Two of the postdoctoral ocular immunology fellows , along with a biostatistician have analyzed the records of 100 patients (138 eyes) with episcleritis evaluated by us over the past decade or more. Data were extracted from the medical records and placed into a customized database software package to determine the frequency and type of systemic disease eventually discovered to be associated with each type diffuse vs. nodular of episcleritis.
The mean age at presentation to our service was 43 years (range 18-76), with females predominating (female/male = 7/3). One-third of the patients had bilateral involvement. 16% had nodular episcleritis, and in 28% of the patients the episcleritis was recurrent. Associated systemic disease was found in 1/3 of the patients (36%). One-half of the patients had concurrent other ocular involvement, including uveitis (13%), glaucoma (5%), and keratitis (13%). In only 4 did the episcleritis progress to true scleritis. The most serious systemic disease discovered in the course of investigating these 100 patients was in a single patient with episcleritis who was discovered to have Wegener’s granulomatosis.
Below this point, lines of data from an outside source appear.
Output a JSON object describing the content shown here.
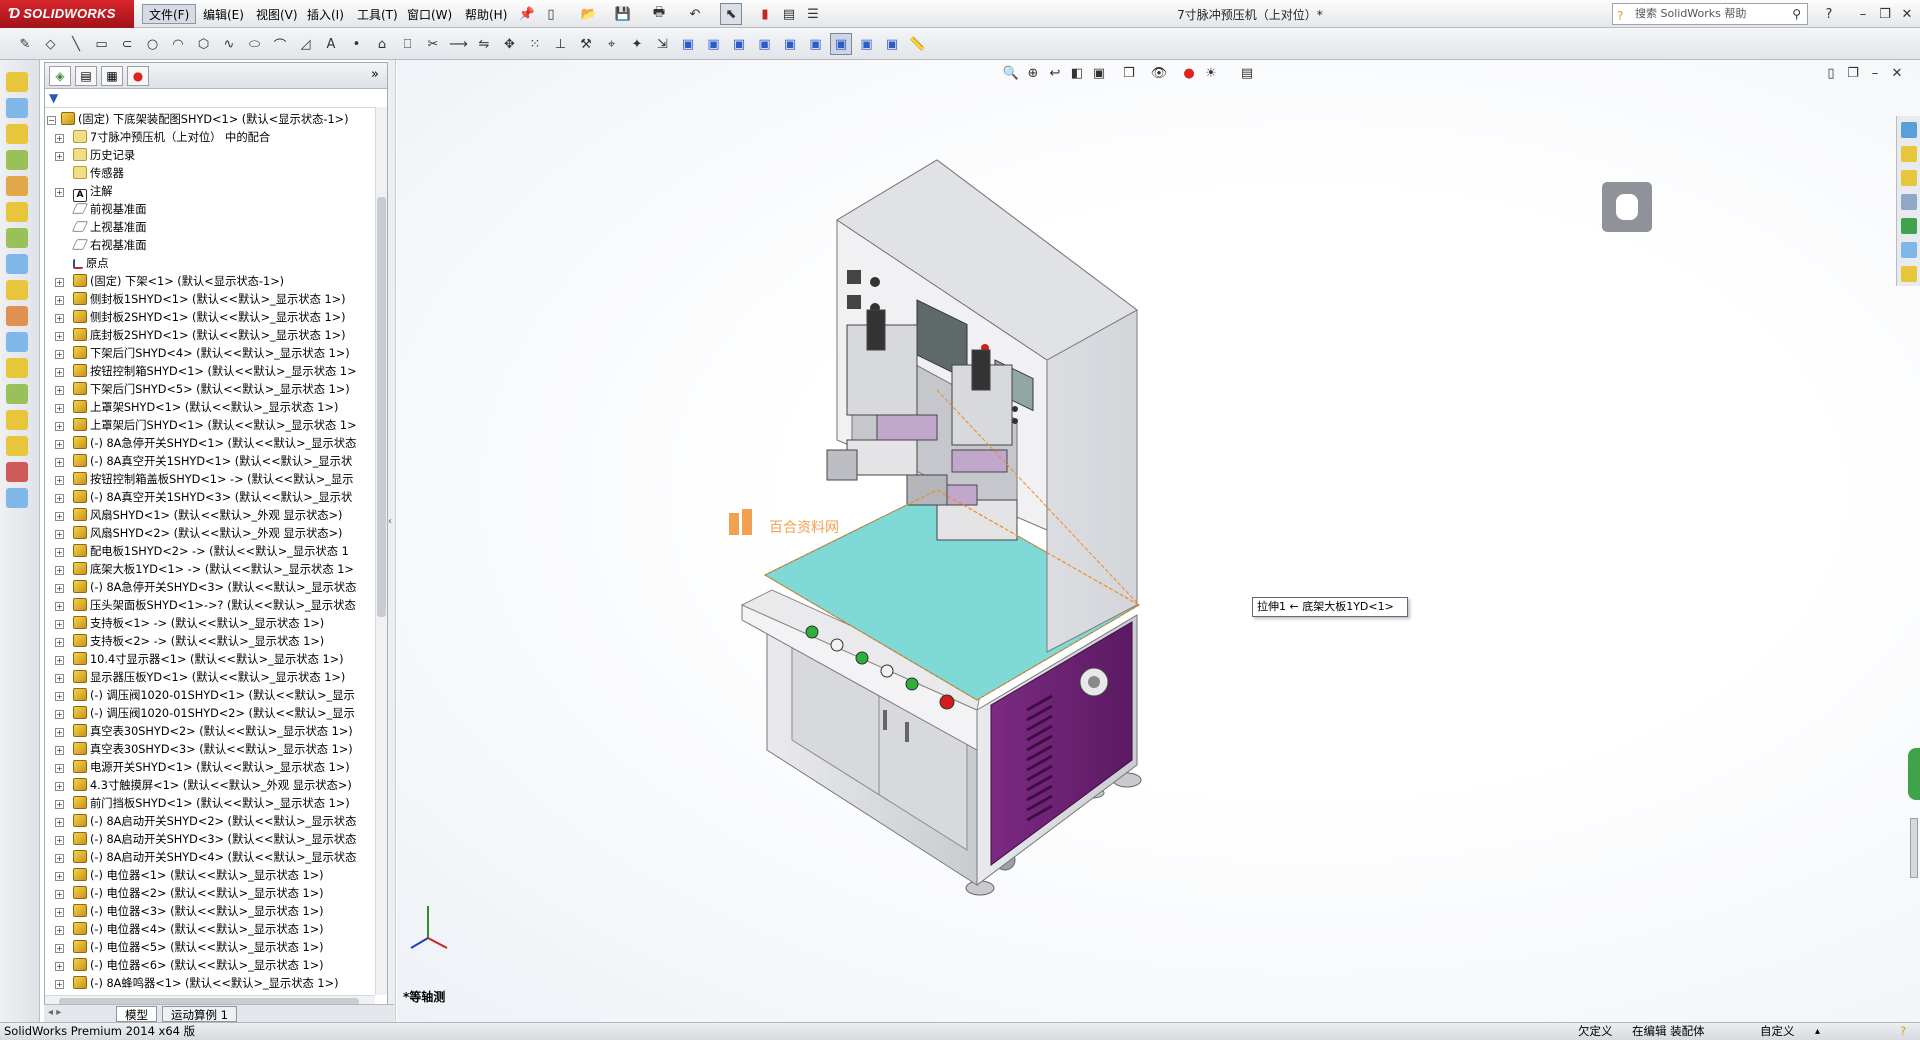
{
  "app": {
    "logo": "SOLIDWORKS",
    "title": "7寸脉冲预压机（上对位）*"
  },
  "menu": [
    "文件(F)",
    "编辑(E)",
    "视图(V)",
    "插入(I)",
    "工具(T)",
    "窗口(W)",
    "帮助(H)"
  ],
  "help_search": {
    "placeholder": "搜索 SolidWorks 帮助"
  },
  "tree": {
    "root": "(固定) 下底架装配图SHYD<1> (默认<显示状态-1>)",
    "items": [
      {
        "icon": "fold",
        "text": "7寸脉冲预压机（上对位） 中的配合",
        "exp": true
      },
      {
        "icon": "fold",
        "text": "历史记录",
        "exp": true
      },
      {
        "icon": "fold",
        "text": "传感器",
        "exp": false
      },
      {
        "icon": "note",
        "text": "注解",
        "exp": true
      },
      {
        "icon": "plane",
        "text": "前视基准面",
        "exp": false
      },
      {
        "icon": "plane",
        "text": "上视基准面",
        "exp": false
      },
      {
        "icon": "plane",
        "text": "右视基准面",
        "exp": false
      },
      {
        "icon": "orig",
        "text": "原点",
        "exp": false
      },
      {
        "icon": "asm",
        "text": "(固定) 下架<1> (默认<显示状态-1>)",
        "exp": true
      },
      {
        "icon": "asm",
        "text": "侧封板1SHYD<1> (默认<<默认>_显示状态 1>)",
        "exp": true
      },
      {
        "icon": "asm",
        "text": "侧封板2SHYD<1> (默认<<默认>_显示状态 1>)",
        "exp": true
      },
      {
        "icon": "asm",
        "text": "底封板2SHYD<1> (默认<<默认>_显示状态 1>)",
        "exp": true
      },
      {
        "icon": "asm",
        "text": "下架后门SHYD<4> (默认<<默认>_显示状态 1>)",
        "exp": true
      },
      {
        "icon": "asm",
        "text": "按钮控制箱SHYD<1> (默认<<默认>_显示状态 1>",
        "exp": true
      },
      {
        "icon": "asm",
        "text": "下架后门SHYD<5> (默认<<默认>_显示状态 1>)",
        "exp": true
      },
      {
        "icon": "asm",
        "text": "上罩架SHYD<1> (默认<<默认>_显示状态 1>)",
        "exp": true
      },
      {
        "icon": "asm",
        "text": "上罩架后门SHYD<1> (默认<<默认>_显示状态 1>",
        "exp": true
      },
      {
        "icon": "asm",
        "text": "(-) 8A急停开关SHYD<1> (默认<<默认>_显示状态",
        "exp": true
      },
      {
        "icon": "asm",
        "text": "(-) 8A真空开关1SHYD<1> (默认<<默认>_显示状",
        "exp": true
      },
      {
        "icon": "asm",
        "text": "按钮控制箱盖板SHYD<1> -> (默认<<默认>_显示",
        "exp": true
      },
      {
        "icon": "asm",
        "text": "(-) 8A真空开关1SHYD<3> (默认<<默认>_显示状",
        "exp": true
      },
      {
        "icon": "asm",
        "text": "风扇SHYD<1> (默认<<默认>_外观 显示状态>)",
        "exp": true
      },
      {
        "icon": "asm",
        "text": "风扇SHYD<2> (默认<<默认>_外观 显示状态>)",
        "exp": true
      },
      {
        "icon": "asm",
        "text": "配电板1SHYD<2> -> (默认<<默认>_显示状态 1",
        "exp": true
      },
      {
        "icon": "asm",
        "text": "底架大板1YD<1> -> (默认<<默认>_显示状态 1>",
        "exp": true
      },
      {
        "icon": "asm",
        "text": "(-) 8A急停开关SHYD<3> (默认<<默认>_显示状态",
        "exp": true
      },
      {
        "icon": "asm",
        "text": "压头架面板SHYD<1>->? (默认<<默认>_显示状态",
        "exp": true
      },
      {
        "icon": "asm",
        "text": "支持板<1> -> (默认<<默认>_显示状态 1>)",
        "exp": true
      },
      {
        "icon": "asm",
        "text": "支持板<2> -> (默认<<默认>_显示状态 1>)",
        "exp": true
      },
      {
        "icon": "asm",
        "text": "10.4寸显示器<1> (默认<<默认>_显示状态 1>)",
        "exp": true
      },
      {
        "icon": "asm",
        "text": "显示器压板YD<1> (默认<<默认>_显示状态 1>)",
        "exp": true
      },
      {
        "icon": "asm",
        "text": "(-) 调压阀1020-01SHYD<1> (默认<<默认>_显示",
        "exp": true
      },
      {
        "icon": "asm",
        "text": "(-) 调压阀1020-01SHYD<2> (默认<<默认>_显示",
        "exp": true
      },
      {
        "icon": "asm",
        "text": "真空表30SHYD<2> (默认<<默认>_显示状态 1>)",
        "exp": true
      },
      {
        "icon": "asm",
        "text": "真空表30SHYD<3> (默认<<默认>_显示状态 1>)",
        "exp": true
      },
      {
        "icon": "asm",
        "text": "电源开关SHYD<1> (默认<<默认>_显示状态 1>)",
        "exp": true
      },
      {
        "icon": "asm",
        "text": "4.3寸触摸屏<1> (默认<<默认>_外观 显示状态>)",
        "exp": true
      },
      {
        "icon": "asm",
        "text": "前门挡板SHYD<1> (默认<<默认>_显示状态 1>)",
        "exp": true
      },
      {
        "icon": "asm",
        "text": "(-) 8A启动开关SHYD<2> (默认<<默认>_显示状态",
        "exp": true
      },
      {
        "icon": "asm",
        "text": "(-) 8A启动开关SHYD<3> (默认<<默认>_显示状态",
        "exp": true
      },
      {
        "icon": "asm",
        "text": "(-) 8A启动开关SHYD<4> (默认<<默认>_显示状态",
        "exp": true
      },
      {
        "icon": "asm",
        "text": "(-) 电位器<1> (默认<<默认>_显示状态 1>)",
        "exp": true
      },
      {
        "icon": "asm",
        "text": "(-) 电位器<2> (默认<<默认>_显示状态 1>)",
        "exp": true
      },
      {
        "icon": "asm",
        "text": "(-) 电位器<3> (默认<<默认>_显示状态 1>)",
        "exp": true
      },
      {
        "icon": "asm",
        "text": "(-) 电位器<4> (默认<<默认>_显示状态 1>)",
        "exp": true
      },
      {
        "icon": "asm",
        "text": "(-) 电位器<5> (默认<<默认>_显示状态 1>)",
        "exp": true
      },
      {
        "icon": "asm",
        "text": "(-) 电位器<6> (默认<<默认>_显示状态 1>)",
        "exp": true
      },
      {
        "icon": "asm",
        "text": "(-) 8A蜂鸣器<1> (默认<<默认>_显示状态 1>)",
        "exp": true
      }
    ]
  },
  "viewport": {
    "tooltip": "拉伸1 ← 底架大板1YD<1>",
    "view_label": "*等轴测",
    "watermark": "百合资料网"
  },
  "bottom_tabs": [
    "模型",
    "运动算例 1"
  ],
  "status": {
    "product": "SolidWorks Premium 2014 x64 版",
    "defined": "欠定义",
    "editing": "在编辑 装配体",
    "custom": "自定义"
  },
  "colors": {
    "accent": "#c8222a",
    "table": "#7fd9d7",
    "cabinet": "#6a2470",
    "frame": "#dedfe3"
  }
}
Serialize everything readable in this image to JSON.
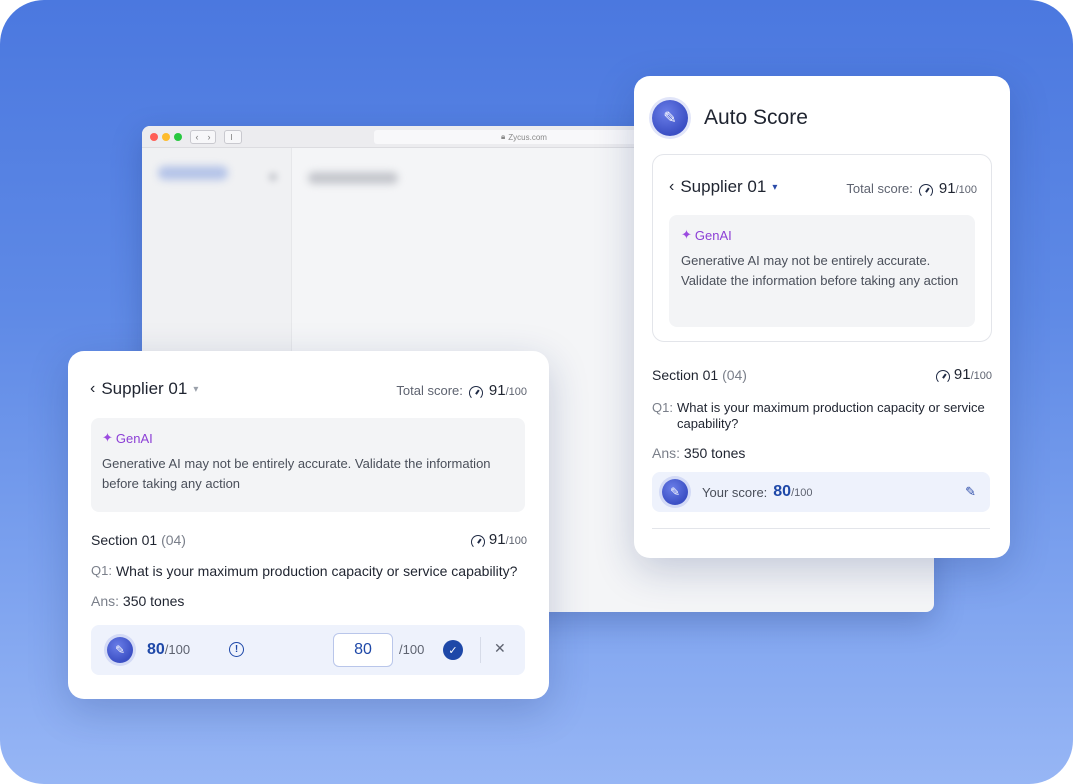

Most patients required no treatment except “supportive” care with iced artificial tears, but some have had at least a short course of oral nonsteroidal anti-inflammatory drug therapy (often non-prescription strength).
Conclusions: Although episcleritis is typically a benign and self-limited disease and therefore does not need topical steroid therapy, some patients do require treatment and we believe that the appropriate treatment is with low-dose oral nonsteroidal anti-inflammatory drug therapy. Additionally, since 1/3 of the patients may have associated occult systemic disease, an extremely careful review of systems history taking is appropriate, with appropriate laboratory testing based on the pertinent positives emerging from that survey.